In October 2020, MFS wrapped up the first phase of its Chicago-area Playful Learning projects in Aurora. These puzzles were painted on an aging playground at Hesed House, a homeless shelter that caters to abused women and their children. According to Program Director Karen Swandby, many children have interacted with the installation since its completion.
“Legat went the extra mile when it came to completing the sidewalk installations,” said Maya Portillo, education program fellow at Robert R. McCormick Foundation, which managed the project’s daily operations. “From start to finish, the team was attentive to the needs of the community and extremely responsive. The installations are inviting for young children and their parents.”
What ultimately propelled these projects was the strong groundswell of support for more outdoor learning installments.
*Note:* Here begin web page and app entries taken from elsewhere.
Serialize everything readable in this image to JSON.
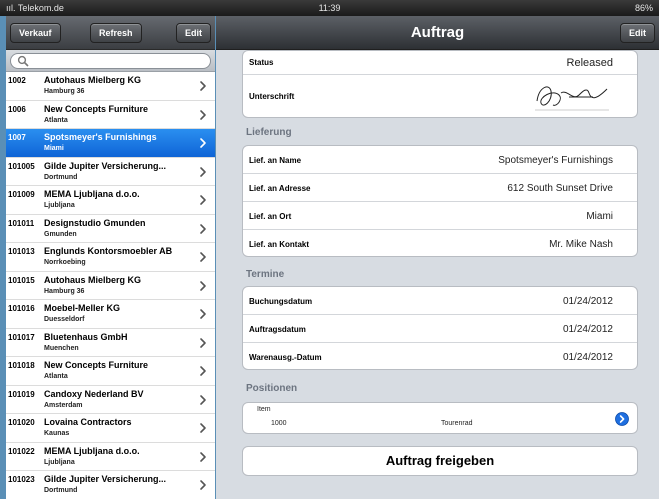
{
  "statusbar": {
    "carrier": "ııl. Telekom.de",
    "time": "11:39",
    "battery": "86%"
  },
  "master": {
    "nav": {
      "left_button": "Verkauf",
      "center_button": "Refresh",
      "right_button": "Edit"
    },
    "search": {
      "placeholder": ""
    },
    "rows": [
      {
        "num": "1002",
        "name": "Autohaus Mielberg KG",
        "city": "Hamburg 36"
      },
      {
        "num": "1006",
        "name": "New Concepts Furniture",
        "city": "Atlanta"
      },
      {
        "num": "1007",
        "name": "Spotsmeyer's Furnishings",
        "city": "Miami",
        "selected": true
      },
      {
        "num": "101005",
        "name": "Gilde Jupiter Versicherung...",
        "city": "Dortmund"
      },
      {
        "num": "101009",
        "name": "MEMA Ljubljana d.o.o.",
        "city": "Ljubljana"
      },
      {
        "num": "101011",
        "name": "Designstudio Gmunden",
        "city": "Gmunden"
      },
      {
        "num": "101013",
        "name": "Englunds Kontorsmoebler AB",
        "city": "Norrkoebing"
      },
      {
        "num": "101015",
        "name": "Autohaus Mielberg KG",
        "city": "Hamburg 36"
      },
      {
        "num": "101016",
        "name": "Moebel-Meller KG",
        "city": "Duesseldorf"
      },
      {
        "num": "101017",
        "name": "Bluetenhaus GmbH",
        "city": "Muenchen"
      },
      {
        "num": "101018",
        "name": "New Concepts Furniture",
        "city": "Atlanta"
      },
      {
        "num": "101019",
        "name": "Candoxy Nederland BV",
        "city": "Amsterdam"
      },
      {
        "num": "101020",
        "name": "Lovaina Contractors",
        "city": "Kaunas"
      },
      {
        "num": "101022",
        "name": "MEMA Ljubljana d.o.o.",
        "city": "Ljubljana"
      },
      {
        "num": "101023",
        "name": "Gilde Jupiter Versicherung...",
        "city": "Dortmund"
      }
    ]
  },
  "detail": {
    "title": "Auftrag",
    "edit_button": "Edit",
    "status_label": "Status",
    "status_value": "Released",
    "signature_label": "Unterschrift",
    "lieferung": {
      "title": "Lieferung",
      "rows": [
        {
          "label": "Lief. an Name",
          "value": "Spotsmeyer's Furnishings"
        },
        {
          "label": "Lief. an Adresse",
          "value": "612 South Sunset Drive"
        },
        {
          "label": "Lief. an Ort",
          "value": "Miami"
        },
        {
          "label": "Lief. an Kontakt",
          "value": "Mr. Mike Nash"
        }
      ]
    },
    "termine": {
      "title": "Termine",
      "rows": [
        {
          "label": "Buchungsdatum",
          "value": "01/24/2012"
        },
        {
          "label": "Auftragsdatum",
          "value": "01/24/2012"
        },
        {
          "label": "Warenausg.-Datum",
          "value": "01/24/2012"
        }
      ]
    },
    "positionen": {
      "title": "Positionen",
      "header": "Item",
      "item_number": "1000",
      "item_name": "Tourenrad"
    },
    "action_button": "Auftrag freigeben"
  },
  "colors": {
    "accent": "#1673e0",
    "nav_dark": "#3b3e42",
    "background": "#5a8fb6"
  }
}
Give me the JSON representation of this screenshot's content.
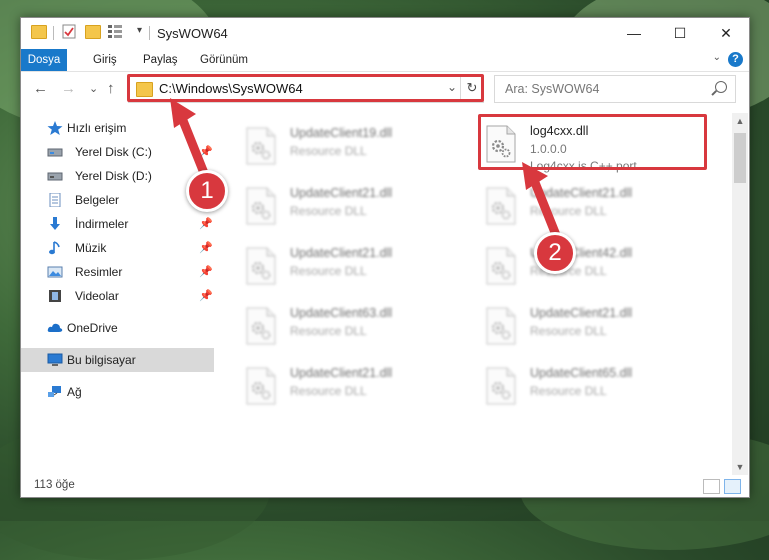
{
  "window": {
    "title": "SysWOW64",
    "controls": {
      "minimize": "—",
      "maximize": "☐",
      "close": "✕"
    }
  },
  "ribbon": {
    "tabs": [
      "Dosya",
      "Giriş",
      "Paylaş",
      "Görünüm"
    ],
    "help": "?",
    "collapse": "⌄"
  },
  "nav": {
    "back": "←",
    "forward": "→",
    "recent": "⌄",
    "up": "↑",
    "address": "C:\\Windows\\SysWOW64",
    "address_dropdown": "⌄",
    "refresh": "↻",
    "search_placeholder": "Ara: SysWOW64"
  },
  "sidebar": {
    "items": [
      {
        "label": "Hızlı erişim",
        "icon": "star-icon",
        "pinned": false
      },
      {
        "label": "Yerel Disk (C:)",
        "icon": "drive-icon",
        "pinned": true
      },
      {
        "label": "Yerel Disk (D:)",
        "icon": "drive-icon",
        "pinned": false
      },
      {
        "label": "Belgeler",
        "icon": "documents-icon",
        "pinned": false
      },
      {
        "label": "İndirmeler",
        "icon": "download-icon",
        "pinned": true
      },
      {
        "label": "Müzik",
        "icon": "music-icon",
        "pinned": true
      },
      {
        "label": "Resimler",
        "icon": "pictures-icon",
        "pinned": true
      },
      {
        "label": "Videolar",
        "icon": "videos-icon",
        "pinned": true
      },
      {
        "label": "OneDrive",
        "icon": "cloud-icon",
        "pinned": false
      },
      {
        "label": "Bu bilgisayar",
        "icon": "computer-icon",
        "pinned": false,
        "selected": true
      },
      {
        "label": "Ağ",
        "icon": "network-icon",
        "pinned": false
      }
    ],
    "pin_glyph": "📌"
  },
  "files": [
    {
      "name": "UpdateClient19.dll",
      "type": "Resource DLL",
      "blurred": true
    },
    {
      "name": "log4cxx.dll",
      "type": "1.0.0.0",
      "desc": "Log4cxx is C++ port...",
      "blurred": false,
      "highlighted": true
    },
    {
      "name": "UpdateClient21.dll",
      "type": "Resource DLL",
      "blurred": true
    },
    {
      "name": "UpdateClient21.dll",
      "type": "Resource DLL",
      "blurred": true
    },
    {
      "name": "UpdateClient21.dll",
      "type": "Resource DLL",
      "blurred": true
    },
    {
      "name": "UpdateClient42.dll",
      "type": "Resource DLL",
      "blurred": true
    },
    {
      "name": "UpdateClient63.dll",
      "type": "Resource DLL",
      "blurred": true
    },
    {
      "name": "UpdateClient21.dll",
      "type": "Resource DLL",
      "blurred": true
    },
    {
      "name": "UpdateClient21.dll",
      "type": "Resource DLL",
      "blurred": true
    },
    {
      "name": "UpdateClient65.dll",
      "type": "Resource DLL",
      "blurred": true
    }
  ],
  "status": {
    "item_count": "113 öğe"
  },
  "annotations": {
    "step1": "1",
    "step2": "2",
    "color": "#d8383e"
  },
  "colors": {
    "accent": "#1979ca",
    "highlight": "#d8383e",
    "folder": "#f4c64b"
  }
}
The Brookings Institute commented on several Chicago Playful Learning initiative contributors, including “city government leaders from the Chicago Department of Transportation and the Chicago Housing Authority; an early childhood education specialist from Enlace Chicago—a community organization in Little Village; and a representative of the Robert R. McCormick Foundation.”
MFS, the McCormick Foundation, Chicago Children’s Museum, and Legat are now teaming for a second phase of playful learning installations in North Lawndale.
Contact us to learn more about playful learning spaces or comment below to share your thoughts on this post.